What does America drink?  I am sure many answers come to mind, as there are at least sixty to eighty thousand different beverages available in the United States today. What you may not be aware of is what drinks have been popular throughout our history, and what influences have shaped those drink choices. On the afternoon of March 26th Andrew Smith, instructor in food history, food controversies and professional food writing at the New School University in New York City,  and author of  Drinking History: 15 Turning Points in the Making of American Beverage, discussed beverages in the United States, both in the past and today. He explained how influences such as ingredients, individuals, corporations, and historic events such as colonization, the American Revolution, the Whiskey Rebellion, the temperance movement, and Prohibition have affected what we drink.   In the beginning there was water.  The Native Americans drank it to survive, but they also preferred it in different flavors, so they spiced it up with syrup, barks, fruits, berries, leaves and roots ingredients readily available to them.  Some of the additives produced physical effects, and it was used in spiritual ceremonies and in healing.  When the Europeans arrived, they brought with them some of their traditions as well as their taste for other drinks, so tea, beer, ale, rum, and whiskey became part of the drinking landscape by the colonial era.  In time, wars, political events and social movements each played a part in the beverage selection.  Soda came about as an alternative to alcohol during the time of the temperance movement. While cocaine is no longer an ingredient in Coca Cola as it was then, soda is still popular, and is the number one beverage consumed in America today.

Meet Jasmine Woodson, Library Staff Member in the Access Services Department

You might say that working in Paley Library is the perfect place for Jasmine Woodson.  She loves to learn and she loves to assist others in their learning.  Jasmine has worked   as a bibliographic assistant in the access services department since 2011, where she primarily manages our E-ZBorrow inter library loan system.  She processes the requests that other institutions make for our materials, and makes sure our patrons get their requested research materials.  As night supervisor in circulation, she spends time at the service desk, and enjoys the patron interaction.  Jasmine also has taken on hours at the reference desk and teaches English 802 library workshops, and is grateful for the opportunity to help others as well as improve her skills in those areas.

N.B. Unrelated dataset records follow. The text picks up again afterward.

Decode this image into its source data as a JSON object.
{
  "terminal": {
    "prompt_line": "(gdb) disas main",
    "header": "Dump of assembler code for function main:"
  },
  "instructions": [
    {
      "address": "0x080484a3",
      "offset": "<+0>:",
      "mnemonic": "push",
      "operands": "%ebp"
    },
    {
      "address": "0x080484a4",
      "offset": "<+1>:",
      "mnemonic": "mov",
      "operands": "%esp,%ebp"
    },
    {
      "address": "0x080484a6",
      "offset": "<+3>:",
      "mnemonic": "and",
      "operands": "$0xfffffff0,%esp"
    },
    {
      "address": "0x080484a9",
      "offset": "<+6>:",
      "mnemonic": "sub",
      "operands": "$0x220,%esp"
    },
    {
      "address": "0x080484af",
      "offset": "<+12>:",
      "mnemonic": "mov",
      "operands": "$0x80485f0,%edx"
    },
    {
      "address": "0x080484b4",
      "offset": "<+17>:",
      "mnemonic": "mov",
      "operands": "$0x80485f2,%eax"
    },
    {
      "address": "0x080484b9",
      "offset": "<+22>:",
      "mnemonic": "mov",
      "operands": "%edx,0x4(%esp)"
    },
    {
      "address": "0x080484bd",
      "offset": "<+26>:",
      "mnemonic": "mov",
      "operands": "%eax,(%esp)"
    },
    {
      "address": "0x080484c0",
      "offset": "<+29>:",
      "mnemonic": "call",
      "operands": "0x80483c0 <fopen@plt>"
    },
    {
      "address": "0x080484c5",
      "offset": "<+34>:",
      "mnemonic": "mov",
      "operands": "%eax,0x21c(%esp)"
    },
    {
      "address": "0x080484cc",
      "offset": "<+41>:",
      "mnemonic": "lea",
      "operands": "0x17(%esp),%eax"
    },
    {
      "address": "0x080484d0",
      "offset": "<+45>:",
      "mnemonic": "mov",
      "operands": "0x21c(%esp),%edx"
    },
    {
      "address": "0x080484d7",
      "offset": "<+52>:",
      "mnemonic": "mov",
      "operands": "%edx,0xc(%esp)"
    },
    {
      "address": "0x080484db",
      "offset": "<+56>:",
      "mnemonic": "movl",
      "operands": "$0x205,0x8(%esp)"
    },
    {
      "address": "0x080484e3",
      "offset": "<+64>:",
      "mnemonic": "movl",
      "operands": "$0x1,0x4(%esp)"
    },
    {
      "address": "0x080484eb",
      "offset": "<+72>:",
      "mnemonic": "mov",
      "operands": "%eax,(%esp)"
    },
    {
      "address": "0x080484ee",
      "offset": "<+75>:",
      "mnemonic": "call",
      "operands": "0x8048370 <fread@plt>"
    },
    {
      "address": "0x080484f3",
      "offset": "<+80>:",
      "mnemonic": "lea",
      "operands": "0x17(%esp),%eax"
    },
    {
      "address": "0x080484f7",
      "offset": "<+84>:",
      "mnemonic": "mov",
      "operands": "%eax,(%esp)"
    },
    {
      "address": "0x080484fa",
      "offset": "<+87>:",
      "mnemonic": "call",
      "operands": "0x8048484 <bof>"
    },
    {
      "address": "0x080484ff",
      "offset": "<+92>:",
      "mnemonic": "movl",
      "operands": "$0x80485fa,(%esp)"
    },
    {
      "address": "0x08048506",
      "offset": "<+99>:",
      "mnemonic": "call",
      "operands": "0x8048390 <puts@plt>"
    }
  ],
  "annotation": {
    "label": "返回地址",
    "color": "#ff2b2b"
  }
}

Working on a university campus, of course offers additional learning opportunities, like taking classes and attending lectures.  She is working toward a master’s degree in English to go along with her undergraduate degree in English and masters in Library Science, both from the University of Pittsburgh.  Her attendance at the CHAT lectures has expanded her interest in the digital humanities.

Jasmine enjoys working at Paley Library.  She came here from Carnegie Mellon University, where she held a similar position, but she says it was not the same type of work environment.  At Paley she values the interaction she has with her colleagues, admiring their innovation and work ethic.  Her department is very supportive and encourages participation in library activities, such as the public services retreat.   Recently, it was announced by interim dean Carol Lang that Jasmine was awarded the Association of College and Research Libraries (ACRL) 2013 Library Support Staff scholarship which will allow her to attend and participate in their upcoming national conference this April, an impressive start to her aspirations to be more involved in the library profession.  Jasmine looks forward to this professional development opportunity, not only for her own self improvement, but she also hopes to use the knowledge and skills gained in assisting our library patrons.